Yesterday was St. Patrick’s Day, but one of the chief takeaways from his life can be appreciated every day of the year. From this fifth century saint, we see the transforming power of suffering at work. I admit it sounds a bit off to uphold suffering as a good, especially nowadays, when we run from pain in all its forms. But Patrick’s life is a story that only makes sense if we grant suffering’s essential part in the plot. And though it might seem inconceivable for now, our own suffering has the capacity to make our life stories much, much greater than they would be otherwise.
Often, we consider suffering to be a complete waste—a damper on our pursuit of success, pleasure, and overall well-being. There is even a modern tendency in some Christian circles to view suffering as a curse from God. If you’re really a true believer, God will bless you with material prosperity and good health, so the thought goes.

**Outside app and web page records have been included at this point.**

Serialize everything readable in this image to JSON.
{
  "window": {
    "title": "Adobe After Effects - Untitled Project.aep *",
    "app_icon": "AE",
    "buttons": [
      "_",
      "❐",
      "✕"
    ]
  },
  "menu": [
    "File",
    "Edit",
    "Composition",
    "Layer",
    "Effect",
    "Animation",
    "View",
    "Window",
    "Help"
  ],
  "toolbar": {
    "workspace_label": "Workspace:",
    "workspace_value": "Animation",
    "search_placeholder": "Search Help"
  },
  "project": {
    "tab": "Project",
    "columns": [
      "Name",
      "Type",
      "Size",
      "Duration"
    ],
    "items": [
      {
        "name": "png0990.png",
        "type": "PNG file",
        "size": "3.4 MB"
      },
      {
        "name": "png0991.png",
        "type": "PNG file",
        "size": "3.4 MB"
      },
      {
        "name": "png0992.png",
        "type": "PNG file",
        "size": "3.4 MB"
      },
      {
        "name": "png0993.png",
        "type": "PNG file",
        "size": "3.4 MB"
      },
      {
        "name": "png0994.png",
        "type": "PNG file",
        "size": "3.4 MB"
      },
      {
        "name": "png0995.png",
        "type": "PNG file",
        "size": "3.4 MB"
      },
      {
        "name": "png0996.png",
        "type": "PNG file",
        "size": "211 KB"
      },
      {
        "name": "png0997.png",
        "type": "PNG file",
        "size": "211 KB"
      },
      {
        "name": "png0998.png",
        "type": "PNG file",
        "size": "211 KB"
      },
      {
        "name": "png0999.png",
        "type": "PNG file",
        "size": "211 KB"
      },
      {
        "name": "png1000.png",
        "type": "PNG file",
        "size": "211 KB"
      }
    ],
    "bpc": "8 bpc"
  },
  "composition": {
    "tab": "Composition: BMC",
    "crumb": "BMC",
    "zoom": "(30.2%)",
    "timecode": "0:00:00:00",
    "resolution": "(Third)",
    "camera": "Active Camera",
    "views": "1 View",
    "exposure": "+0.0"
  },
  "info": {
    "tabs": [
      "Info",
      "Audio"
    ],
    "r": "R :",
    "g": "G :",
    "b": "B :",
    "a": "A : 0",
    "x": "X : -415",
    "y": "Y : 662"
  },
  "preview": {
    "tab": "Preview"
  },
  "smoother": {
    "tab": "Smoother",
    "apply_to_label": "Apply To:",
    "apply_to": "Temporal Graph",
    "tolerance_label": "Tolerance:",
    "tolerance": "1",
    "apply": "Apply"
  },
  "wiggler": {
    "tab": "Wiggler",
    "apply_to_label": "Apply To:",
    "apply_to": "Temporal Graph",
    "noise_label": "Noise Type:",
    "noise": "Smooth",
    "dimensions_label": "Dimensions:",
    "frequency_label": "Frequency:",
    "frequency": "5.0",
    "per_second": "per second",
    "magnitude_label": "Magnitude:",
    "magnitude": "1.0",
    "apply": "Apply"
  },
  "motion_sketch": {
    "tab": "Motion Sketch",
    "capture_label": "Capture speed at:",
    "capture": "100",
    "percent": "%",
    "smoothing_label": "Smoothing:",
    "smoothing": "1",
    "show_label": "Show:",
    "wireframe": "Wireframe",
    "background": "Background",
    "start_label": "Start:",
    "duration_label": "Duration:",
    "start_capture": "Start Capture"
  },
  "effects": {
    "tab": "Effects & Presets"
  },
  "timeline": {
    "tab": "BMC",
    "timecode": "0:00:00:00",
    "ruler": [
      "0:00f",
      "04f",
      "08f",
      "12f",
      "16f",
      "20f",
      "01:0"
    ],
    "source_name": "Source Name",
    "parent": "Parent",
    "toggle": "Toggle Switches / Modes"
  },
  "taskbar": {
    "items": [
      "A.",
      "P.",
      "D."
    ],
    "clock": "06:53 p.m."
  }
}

Well, the Christian faith couldn’t be more opposite. The Christian is expected to “take up” one’s “cross” and follow Jesus (Matt. 16:24). There is no guarantee of an easy life. St. Paul didn’t have it easy. Neither did St. Peter—both founding the church of Rome when their own blood. According to tradition, most of the other Apostles were killed for their faith as well. Mary, the first and closest disciple, had to endure watching her son mocked, falsely accused, tortured, and murdered. If you were Pope in the early 200s, chances are you’d be martyred.
Sounds a bit gloomy. After all, how could suffering be part of a good God’s plan? While suffering is inevitable, for the Christian, suffering is not the end of the story. Instead, it is able to act as a springboard to relationship with God and the ultimate good of the human person.
Let’s examine St. Patrick as a case in point.
In his youth, St. Patrick was not a serious Christian. He apparently had a well-to-do family and probably saw no real need for God. He admits to having committed some serious offense when he was fifteen, which some have speculated to be participation in a pagan ritual—something seriously opposed to by the minority Christian population in Roman Britain, his homeland. Or it may been a sexual encounter. Regardless, he admits that he was a lost soul, with no faith in God.
But that all changed. At the age of sixteen, Patrick was taken captive by pirates, brought to Ireland, and sold into slavery. Can you imagine? And for six years! He was tossed into the worst of conditions—far from home, under the whim of nature’s harshness, and with little hope. Naturally, such conditions shook him up, and he fell back on the only thing he had—the faith of his youth.
More and more, Patrick began to pray, even “as many as a hundred prayers” per day, wherever he was, and in whatever condition—“through snow, through frost, and through rain.” Patrick relied on God, who began to transform him:
And there the Lord opened the sense of my unbelief that I might at last remember my sins and be converted with all my heart to the Lord my God, who had regard for my abjection, and mercy on my youth and ignorance, and watched over me before I knew Him, and before I was able to distinguish between good and evil, and guarded me, and comforted me as would a father his son.” – The Confession of St. Patrick
After six years of slavery, Patrick was able to escape back home on a ship. Before long, however, he felt called back to minister to the Irish people. Eventually, he was ordained a bishop and left for Ireland around the year 430.
The Christian population in Ireland had been small, perhaps confined to a single community. But by the time of his death in the mid-400s, the peoples of Ireland had largely converted to Christ. The humble bishop was not without trial, as he often conflicted with the Druid pagans. His life was at stake on multiple occasions. But Patrick was an impressive presence. He baptized tens of thousands, ordained priests, set up hundreds of churches, and even convinced many to become monks and nuns.
St. Patrick’s influence cannot be undervalued. His missionary activities were so extensive that he has become known as the “Apostle to Ireland.” Monastic communities were set up throughout, and through Irish missionaries, other lands would be gathered into the Christian fold.
But could there ever have been a Saint Patrick without those six formative years as a slave? Would Patrick ever have reached out to God if he had not experienced hardship? Would he have turned to prayer and the faith of his upbringing if he had not lost everything?
I’m willing to bet no. Sure, God could have converted Patrick and used him in some other way. But would he have dedicated himself to a life of intense missionary work? Probably not. Would he have lived a life of extraordinary holiness, performed hundreds of miracles, and converted an entire land? Eh, nah.
The story of Patrick expresses how God likes to work. Make no mistake: God doesn’t wish ill on anybody. But He desires to redeem our suffering. God seeks to bring a resurrection out of every cross. This way is not restricted to the holiest of saints. We can find evidence of it in our own lives. How often have we fled to God, deepened our prayer life, and searched for life’s answers—only after we have suffered in some way!
We can’t always see God at work on this side of Heaven. Sometimes it makes us frustrated and even angry with God. But we can trust that God will make use of our suffering for the good, so long as we let him—just like Patrick did.